Yukon’s secondary schools will have until September 2019 to implement a redesigned curriculum for Grades 11 and 12 instead of 2018, aligning the implementation period with that of British Columbia. “We are pleased with our continuing partnership in education with British Columbia, a leader in education in Canada,” said YK Minister of Education Tracy-Anne McPhee. “By aligning our implementation schedule with theirs, we can continue to work together on the Grade 11–12 curriculum and new system-wide assessments so that Yukon students are well-prepared for post-secondary success.” The curriculum changes include using examples of student work to show progress to parents and students; hands-on learning, finance, and career education in all grades; and the introduction of two new provincial exams that will replace the five required BCPEs. Curriculum for YK is based on that of BC, but will reportedly be adapted to include YK content and Yukon First Nations’ ways of knowing and doing. YK says that curriculum changes for Grade 10 are still scheduled for September 2018-19. NationTalk | YK

USask receives $2M grant to tackle HIV, Hep C among SK First Nations

The University of Saskatchewan has received a $2M grant from the Canadian Institutes of Health Research to bolster a program that aims to tackle HIV, Hepatitis C, and other blood-borne diseases among Saskatchewan First Nation groups.
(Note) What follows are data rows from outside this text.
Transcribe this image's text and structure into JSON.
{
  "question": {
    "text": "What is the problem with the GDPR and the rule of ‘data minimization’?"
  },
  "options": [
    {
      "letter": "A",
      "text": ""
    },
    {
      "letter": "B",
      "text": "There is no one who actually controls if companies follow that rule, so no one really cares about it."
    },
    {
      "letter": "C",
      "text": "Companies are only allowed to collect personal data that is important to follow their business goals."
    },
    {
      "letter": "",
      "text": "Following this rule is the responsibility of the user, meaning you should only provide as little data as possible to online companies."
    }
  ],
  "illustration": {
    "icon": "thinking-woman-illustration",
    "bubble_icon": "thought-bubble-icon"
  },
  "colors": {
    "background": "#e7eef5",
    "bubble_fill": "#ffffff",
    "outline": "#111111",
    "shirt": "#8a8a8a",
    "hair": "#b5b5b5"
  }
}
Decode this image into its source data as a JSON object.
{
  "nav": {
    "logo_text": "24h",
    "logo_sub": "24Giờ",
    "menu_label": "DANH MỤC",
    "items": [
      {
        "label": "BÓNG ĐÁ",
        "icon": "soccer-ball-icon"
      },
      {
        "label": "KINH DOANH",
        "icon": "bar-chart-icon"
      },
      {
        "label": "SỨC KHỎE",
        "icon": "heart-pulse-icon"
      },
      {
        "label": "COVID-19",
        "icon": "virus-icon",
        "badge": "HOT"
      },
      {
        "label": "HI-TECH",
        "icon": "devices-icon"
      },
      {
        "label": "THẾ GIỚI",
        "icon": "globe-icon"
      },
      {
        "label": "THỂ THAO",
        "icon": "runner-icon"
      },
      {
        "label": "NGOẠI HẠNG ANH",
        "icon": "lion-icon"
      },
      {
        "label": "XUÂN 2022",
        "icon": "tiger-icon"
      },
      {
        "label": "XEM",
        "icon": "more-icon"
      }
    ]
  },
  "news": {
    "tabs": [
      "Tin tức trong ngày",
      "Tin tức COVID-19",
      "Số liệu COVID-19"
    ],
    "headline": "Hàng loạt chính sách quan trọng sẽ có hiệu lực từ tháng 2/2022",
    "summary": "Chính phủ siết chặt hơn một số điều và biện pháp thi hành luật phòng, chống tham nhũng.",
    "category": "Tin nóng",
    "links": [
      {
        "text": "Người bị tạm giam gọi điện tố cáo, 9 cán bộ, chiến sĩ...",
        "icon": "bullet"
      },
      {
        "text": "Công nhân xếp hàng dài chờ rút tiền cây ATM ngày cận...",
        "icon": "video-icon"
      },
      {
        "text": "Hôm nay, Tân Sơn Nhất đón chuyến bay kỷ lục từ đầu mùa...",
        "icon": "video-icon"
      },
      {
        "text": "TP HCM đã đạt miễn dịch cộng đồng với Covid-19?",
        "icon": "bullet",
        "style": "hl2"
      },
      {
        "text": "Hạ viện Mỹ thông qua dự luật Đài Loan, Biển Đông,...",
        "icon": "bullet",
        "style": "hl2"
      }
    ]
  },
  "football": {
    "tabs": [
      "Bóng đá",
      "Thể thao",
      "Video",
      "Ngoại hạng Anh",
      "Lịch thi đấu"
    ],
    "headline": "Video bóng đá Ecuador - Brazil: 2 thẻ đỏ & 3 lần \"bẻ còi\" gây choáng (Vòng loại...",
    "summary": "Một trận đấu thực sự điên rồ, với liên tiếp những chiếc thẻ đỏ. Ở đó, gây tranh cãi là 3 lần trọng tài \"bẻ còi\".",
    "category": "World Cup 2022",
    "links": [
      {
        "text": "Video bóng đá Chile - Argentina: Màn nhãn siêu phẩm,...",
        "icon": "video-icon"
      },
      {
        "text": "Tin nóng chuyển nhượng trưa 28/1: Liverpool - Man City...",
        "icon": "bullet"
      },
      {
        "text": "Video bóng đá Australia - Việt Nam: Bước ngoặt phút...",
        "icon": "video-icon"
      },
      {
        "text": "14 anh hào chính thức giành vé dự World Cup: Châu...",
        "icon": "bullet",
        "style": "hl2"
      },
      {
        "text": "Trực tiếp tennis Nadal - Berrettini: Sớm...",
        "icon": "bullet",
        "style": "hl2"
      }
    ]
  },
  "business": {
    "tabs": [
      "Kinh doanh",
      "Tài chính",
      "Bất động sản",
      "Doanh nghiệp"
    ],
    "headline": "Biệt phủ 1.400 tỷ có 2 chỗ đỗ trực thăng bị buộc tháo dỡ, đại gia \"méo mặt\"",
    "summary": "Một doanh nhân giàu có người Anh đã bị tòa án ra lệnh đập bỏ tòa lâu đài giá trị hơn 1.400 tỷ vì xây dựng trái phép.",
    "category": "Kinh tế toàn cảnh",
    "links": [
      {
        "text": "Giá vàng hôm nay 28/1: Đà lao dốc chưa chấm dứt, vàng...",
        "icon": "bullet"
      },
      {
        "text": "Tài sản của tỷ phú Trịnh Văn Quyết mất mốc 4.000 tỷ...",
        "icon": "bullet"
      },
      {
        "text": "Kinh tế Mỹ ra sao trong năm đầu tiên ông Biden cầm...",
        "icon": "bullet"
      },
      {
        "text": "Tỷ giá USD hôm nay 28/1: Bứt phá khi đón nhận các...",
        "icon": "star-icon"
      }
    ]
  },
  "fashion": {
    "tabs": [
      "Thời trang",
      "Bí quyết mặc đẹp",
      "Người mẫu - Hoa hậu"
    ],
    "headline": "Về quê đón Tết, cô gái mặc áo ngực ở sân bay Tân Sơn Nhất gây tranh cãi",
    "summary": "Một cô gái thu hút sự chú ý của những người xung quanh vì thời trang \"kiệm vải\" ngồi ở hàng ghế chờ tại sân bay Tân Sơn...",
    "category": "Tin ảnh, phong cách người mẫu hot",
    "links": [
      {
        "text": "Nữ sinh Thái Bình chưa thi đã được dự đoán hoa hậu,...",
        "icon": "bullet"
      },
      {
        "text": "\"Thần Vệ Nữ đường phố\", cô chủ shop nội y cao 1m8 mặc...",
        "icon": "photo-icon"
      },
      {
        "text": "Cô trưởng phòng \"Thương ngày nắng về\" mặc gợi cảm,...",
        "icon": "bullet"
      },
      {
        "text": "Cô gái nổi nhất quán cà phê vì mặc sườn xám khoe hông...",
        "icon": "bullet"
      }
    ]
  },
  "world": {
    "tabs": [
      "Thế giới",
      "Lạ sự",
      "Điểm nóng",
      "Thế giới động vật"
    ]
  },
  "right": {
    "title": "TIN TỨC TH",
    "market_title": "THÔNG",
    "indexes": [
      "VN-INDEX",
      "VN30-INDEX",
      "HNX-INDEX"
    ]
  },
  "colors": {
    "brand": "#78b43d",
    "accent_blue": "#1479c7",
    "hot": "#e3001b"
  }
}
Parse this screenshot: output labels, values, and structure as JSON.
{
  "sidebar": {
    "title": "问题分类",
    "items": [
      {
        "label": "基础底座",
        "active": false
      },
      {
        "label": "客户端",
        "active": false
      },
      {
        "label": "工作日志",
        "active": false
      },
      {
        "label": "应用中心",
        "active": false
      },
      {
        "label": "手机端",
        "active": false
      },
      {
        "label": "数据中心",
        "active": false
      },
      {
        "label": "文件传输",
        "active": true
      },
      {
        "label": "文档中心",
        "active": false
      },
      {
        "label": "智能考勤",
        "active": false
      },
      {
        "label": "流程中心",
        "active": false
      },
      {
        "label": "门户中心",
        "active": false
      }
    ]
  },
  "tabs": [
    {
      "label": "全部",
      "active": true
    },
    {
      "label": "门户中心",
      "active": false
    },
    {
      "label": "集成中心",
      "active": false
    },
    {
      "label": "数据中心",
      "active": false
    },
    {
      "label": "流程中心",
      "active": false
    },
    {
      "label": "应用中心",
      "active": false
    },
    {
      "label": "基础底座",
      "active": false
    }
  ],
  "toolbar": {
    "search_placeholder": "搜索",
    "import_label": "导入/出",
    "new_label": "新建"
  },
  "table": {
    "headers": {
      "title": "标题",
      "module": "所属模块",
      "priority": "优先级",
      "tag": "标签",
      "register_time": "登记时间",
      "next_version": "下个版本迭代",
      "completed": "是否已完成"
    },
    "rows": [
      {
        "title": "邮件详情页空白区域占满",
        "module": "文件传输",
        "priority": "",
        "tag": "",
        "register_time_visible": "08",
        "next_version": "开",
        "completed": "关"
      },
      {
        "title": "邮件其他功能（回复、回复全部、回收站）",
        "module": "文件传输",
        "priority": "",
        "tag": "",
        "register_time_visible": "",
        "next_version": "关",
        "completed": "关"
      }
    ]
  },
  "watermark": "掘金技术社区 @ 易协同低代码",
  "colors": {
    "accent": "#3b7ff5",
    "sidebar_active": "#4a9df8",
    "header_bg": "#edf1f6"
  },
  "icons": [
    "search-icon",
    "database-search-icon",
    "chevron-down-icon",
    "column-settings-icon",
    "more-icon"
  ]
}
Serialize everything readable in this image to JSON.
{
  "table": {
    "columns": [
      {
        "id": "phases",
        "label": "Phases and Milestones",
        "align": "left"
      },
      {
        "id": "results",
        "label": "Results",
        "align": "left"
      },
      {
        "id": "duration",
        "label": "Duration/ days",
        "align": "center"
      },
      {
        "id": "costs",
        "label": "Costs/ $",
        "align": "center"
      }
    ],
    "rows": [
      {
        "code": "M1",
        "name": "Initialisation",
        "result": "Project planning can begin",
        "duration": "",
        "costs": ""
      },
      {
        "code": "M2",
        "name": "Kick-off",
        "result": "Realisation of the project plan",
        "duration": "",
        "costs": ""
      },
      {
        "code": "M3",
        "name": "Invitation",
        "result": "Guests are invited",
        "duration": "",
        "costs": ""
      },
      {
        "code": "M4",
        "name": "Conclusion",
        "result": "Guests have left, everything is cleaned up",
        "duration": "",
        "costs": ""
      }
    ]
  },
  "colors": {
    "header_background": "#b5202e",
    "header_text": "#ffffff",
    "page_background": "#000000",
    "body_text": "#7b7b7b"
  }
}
USask researcher Stuart Skinner explained that the Know Your Status program integrates western medicine and traditional Indigenous knowledge, and that it aims to expand local doctors' knowledge and ability to treat infectious diseases. The five-year project involves 50 people, about half of whom are Indigenous community members, chiefs, and persons who have personally experienced infections. “This is their program,” said Skinner. “The communities themselves, the leaders and the people who are affected are the ones who design the program, design the treatment, and we're just following what they want us to do.” CBC

WLU Indigenous Field of Study launches Educator's Certificate in Indigegogy

The Indigenous Field of Study, Masters of Social Work at Wilfrid Laurier University has announced the launch of The Centre for Indigegogy: Indigenous Centred Wholistic Development. A WLU release notes that Indigegogy is a term coined by Stan Wilson, a Cree elder and educator, which means using Indigenous knowledge,and Indigenous ways of learning to create and provide education. The Indigenous Educator's Certificate in Indigegogy is designed for educators who wish to develop the capacity for bringing Indigenous ways of knowing and learning to their curriculum. Educators will then be able to adopt and translate their new knowledge into community specific and culturally relevant contexts within their specific Indigenous territories, traditions, languages, cultures and work place. WLU